    EB
    Attached Thumbnails Attached Thumbnails ship problem-dopi-ship.gif  
    Follow Math Help Forum on Facebook and Google+

  5. #5
    Super Member

    Joined
    May 2006
    From
    Lexington, MA (USA)
    Posts
    11,802
    Thanks
    692
    Hello, dopi!

    You seem to be using a coordinate system and vectors
    . . and I don't know what you plan to do with them.

    galactus gave you the solution . . . so why struggle with your approach?

    I'll make some diagrams to accompany his excellent solution.


    Quote Originally Posted by galactus

    At t=0, they are both 10 kms from their intersection.
    Code:
                            * Q
                            |
                            |
                            | 10
                            |
                            |
                            |
        P * - - - - - - - - o
                 10

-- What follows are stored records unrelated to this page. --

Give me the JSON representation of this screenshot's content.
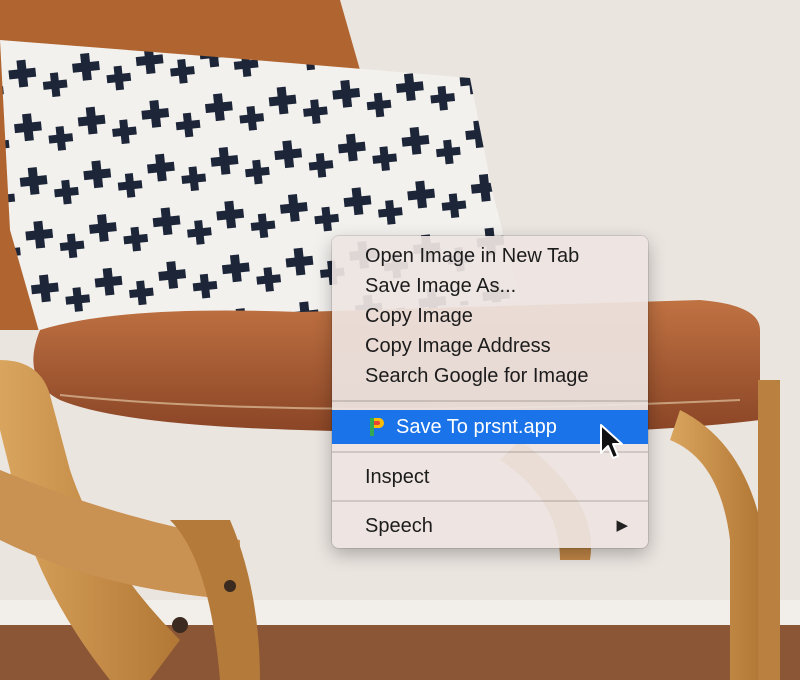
{
  "context_menu": {
    "items": [
      {
        "label": "Open Image in New Tab"
      },
      {
        "label": "Save Image As..."
      },
      {
        "label": "Copy Image"
      },
      {
        "label": "Copy Image Address"
      },
      {
        "label": "Search Google for Image"
      }
    ],
    "extension_item": {
      "label": "Save To prsnt.app",
      "icon": "prsnt-app-icon",
      "highlighted": true
    },
    "inspect": {
      "label": "Inspect"
    },
    "speech": {
      "label": "Speech",
      "submenu_arrow": "▶"
    }
  },
  "colors": {
    "highlight": "#1a73e8",
    "menu_background": "#eee5e2",
    "wall": "#ece6e1",
    "leather": "#a45a32",
    "wood": "#c48a45",
    "floor": "#8a5334"
  }
}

    t hours later, P has moved 30t km east to point A
    . . and Q has moved 40t km south to point B.
    Code:
                            *
                            |
                            | 40t
                            |
                            o B
                            |
                            | 10-40t
          * - - - o - - - - *
             30t  A  10-30t
    And we want to minimize the distance \overline{AB}.


    Quote Originally Posted by galactus

    Think Pythagoras. Let D = square of distance between ships.

    10-30t)^{2} + (10-40t)^{2}" alt="D(t) \:= \10-30t)^{2} + (10-40t)^{2}" />

    D'(t) \:= \:2(10-30t)(-30) + 2(10=40t)(-40)

    D'(t) \:= \:5000t - 1400

    5000t -1400\:=\:0

    t \:= \:\frac{7}{25}
    Follow Math Help Forum on Facebook and Google+

Similar Math Help Forum Discussions

  1. Position of ship.
    Posted in the Trigonometry Forum
    Replies: 0
    Last Post: November 16th 2011, 12:33 PM
  2. How much lead on that ship?
    Posted in the Geometry Forum
    Replies: 1
    Last Post: April 17th 2011, 03:44 AM
  3. Find the distance of this ship
    Posted in the Calculus Forum
    Replies: 1
    Last Post: May 21st 2010, 07:52 PM
  4. Ship Near A Rock
    Posted in the Geometry Forum
    Replies: 2
    Last Post: November 20th 2008, 05:09 AM
  5. A ship...
    Posted in the Advanced Applied Math Forum
    Replies: 1
    Last Post: July 29th 2006, 01:58 AM

Search Tags


/mathhelpforum @mathhelpforum